When it comes to prepping basics, it is not unusual for people to get them confused with survival basics. Although they might sound the same, they are far from being the same thing.
In this article, I hope to share some of these distinct differences, because while one might save you from a potential disaster today, the other will ensure you’ll survive for far longer.
Others often ask why preppers appear so different from regular survivalists. When I compare the 2, I can see that while one aims at more immediate solutions to surviving nature itself, the other is more of a long-term planner.
Prepping isn’t just about surviving an immediate threat. It’s about following a long-term survival plan that involves a long list of things that need including.
Things like food storage and creation, water storage and sourcing, heating, power generation, medical supplies, and knowledge, practicing sustainability, and lots more. Here’s more on getting prepped.
Prepping is an art form and takes a lot more planning than simple survival. It is a wealth of knowledge designed to work together, with a single purpose; to keep you and your family alive beyond a significant emergency.
The plan you have in place with prepping basics should continue indefinitely. With no end date, you should have enough supplies and knowledge to remain self-sufficient for a long time to come.
Tips to Prepping Basics
Tip #1: Water Supply
The first priority for any prepper is getting their water supply right. There should be a minimum of 3 options in any prepper’s plan to make sure it covers every avenue.
Why is water so important? Because without it, a person only has 72 hours before they die. That’s 3 days before you dehydrate to such an extent that your body will simply give up.
Thankfully certain foods contain enough water to help with your daily water intake, including fruits, vegetables, and meat. For the rest of your daily water needs, make sure you have access to several sources. These should include-
- Emergency water rations
- Reliable clean water supply
- Water filters
Emergency water rations should be in your bug out bags and scattered around your home and bug out location. The steady water supply could be underground tanks or even bottled water, but make sure you have purification methods as well, such as tablets.
Having a bug out location close to a permanent water source also works well. Water filters could be anything from life straws to portable water filters.
Tip #2: Food Supply
There’s more to a food cache than simple emergency food rations. While those are great for initial calories, it’s the other food types that provide long-term sustainability. Again, the foods you need to prep will fall under a couple of different categories.

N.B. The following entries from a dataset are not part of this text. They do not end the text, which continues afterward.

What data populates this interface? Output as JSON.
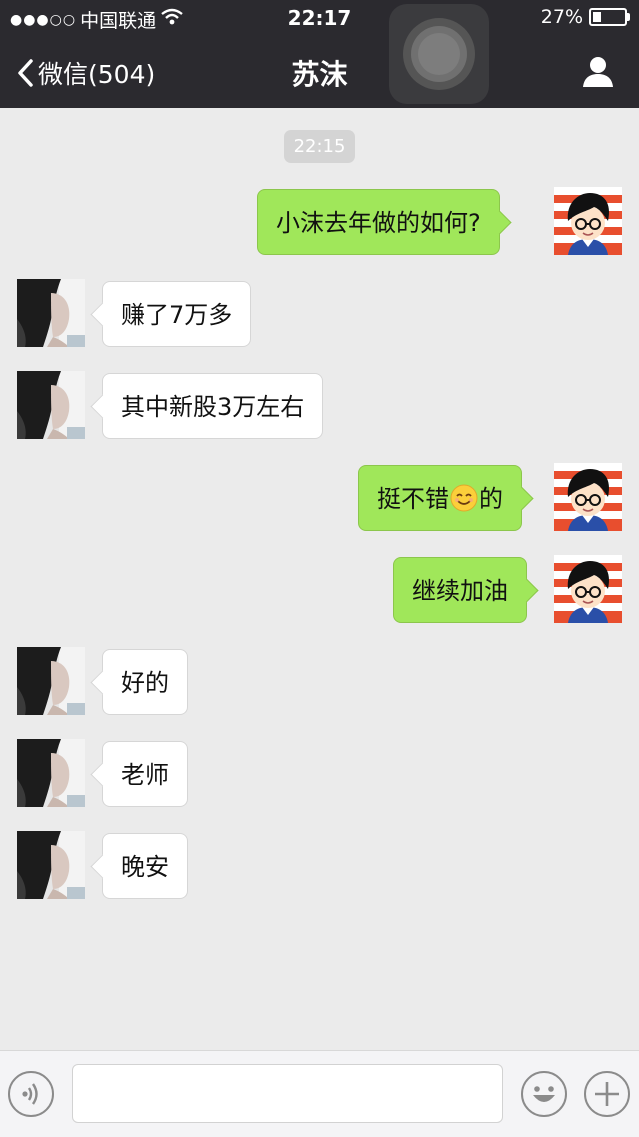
{
  "status_bar": {
    "carrier": "中国联通",
    "time": "22:17",
    "battery": "27%",
    "battery_level": 0.27
  },
  "nav": {
    "back_label": "微信(504)",
    "title": "苏沫"
  },
  "chat": {
    "timestamp": "22:15",
    "messages": [
      {
        "side": "out",
        "text": "小沫去年做的如何?"
      },
      {
        "side": "in",
        "text": "赚了7万多"
      },
      {
        "side": "in",
        "text": "其中新股3万左右"
      },
      {
        "side": "out",
        "text_before": "挺不错",
        "emoji": "smiling-face-emoji",
        "text_after": "的"
      },
      {
        "side": "out",
        "text": "继续加油"
      },
      {
        "side": "in",
        "text": "好的"
      },
      {
        "side": "in",
        "text": "老师"
      },
      {
        "side": "in",
        "text": "晚安"
      }
    ]
  },
  "input": {
    "value": "",
    "placeholder": ""
  },
  "icons": {
    "back": "chevron-left-icon",
    "profile": "person-icon",
    "wifi": "wifi-icon",
    "voice": "voice-icon",
    "emoji": "emoji-icon",
    "plus": "plus-icon"
  },
  "colors": {
    "topbar": "#2b2a2f",
    "outgoing_bubble": "#a0e75a",
    "incoming_bubble": "#ffffff",
    "background": "#ebebeb"
  }
}
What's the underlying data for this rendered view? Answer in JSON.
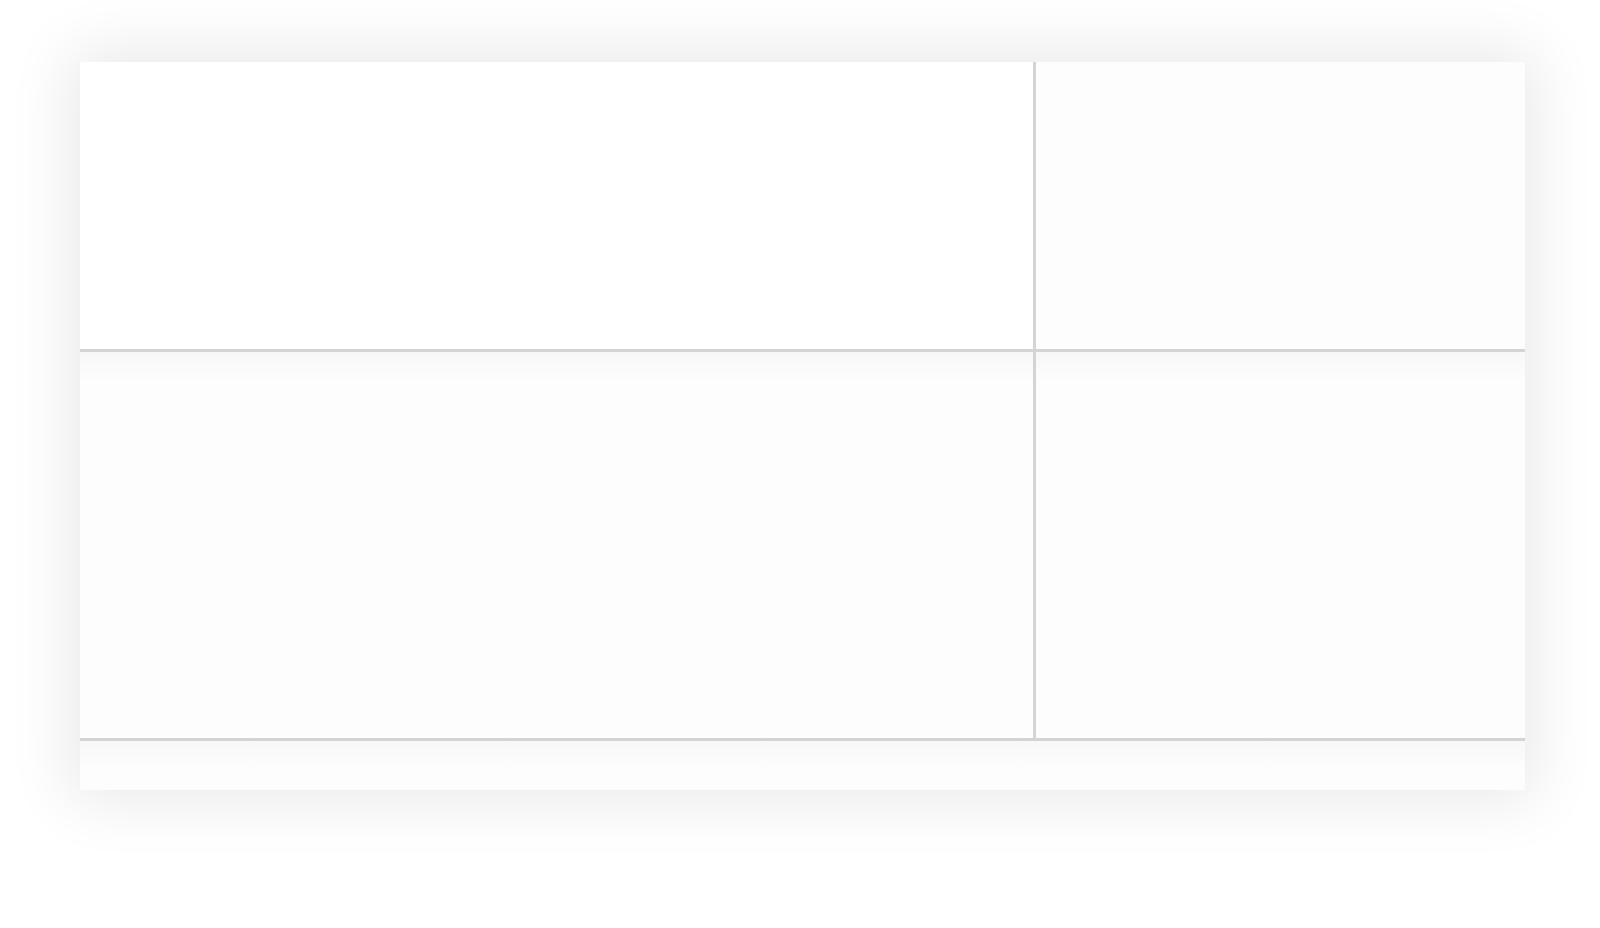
{
  "layout": {
    "rows": 3,
    "columns": 2
  },
  "cells": {
    "top_left": {
      "text": ""
    },
    "top_right": {
      "text": ""
    },
    "middle_left": {
      "text": ""
    },
    "middle_right": {
      "text": ""
    },
    "bottom_strip": {
      "text": ""
    }
  },
  "colors": {
    "background": "#ffffff",
    "panel": "#ffffff",
    "divider": "#d4d4d4"
  }
}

- Emergency Food Rations
- Long-term food stores
- Home-grown foods
Each variety plays a specific role in your prepping plan. While the emergency rations may be more for the initial emergency situation, the other 2 will provide sustenance on a more long-term scale.
Foods with long shelf lives, including dried grains, beans, cans, and others. Home-grown foods include vegetable gardens, domestic animals like chickens, sheep, and goats, and herbs gardens.
Tip #3: Energy Supplies
It’s pointless having certain foods if you don’t have the means for cooking them. Make sure you have the means to generate heat, either by industrialized fuels like gasoline, propane or electricity, or natural fuels like timber.
Not only do these provide ways to heat foods, but they also provide your home with heating and lighting. Heating is especially important if you live in a zone with harsh winters, while lighting may be necessary to provide security and entertainment after dark.
Tip #4: Bug Out Supplies
Not all prepping plans will come to play out exactly as you’d hoped, particularly if the disaster or emergency situation doesn’t follow your plan. Some situations will force you to abandon your home and possibly trek a considerable distance to safety.
While your prepping plan and supplies may be great for a home environment, most will be useless if you need to shift camp quickly.
Bug out bags will ensure enough emergency supplies remain mobile. One bag per person is a good rule of thumb, which may also include any dogs you have. Bug out bags should contain everything needed for a minimum of 72 hours of survival.
Tip #5: Prepare for Off-Grid Living
When needing to live off-grid, be prepared to return to a lifestyle from history, because most of the modern conveniences you use now, won’t be available. No running water; no electricity; no gas; no working toilet facilities; no laundry facilities.
What you’ll be left with is as close to nature as you’ll ever get. It’s important to set certain boundaries up, some of which affect your very life. Because one thing humans are notorious is creating waste.
Human waste has the ability to enter subsurface water and travel extensively. Make sure you create a toilet at least 30 to 40 yards away from any water source, as well as any washing facilities. The 2 don’t mix. Consider these prepping basics as your starting line.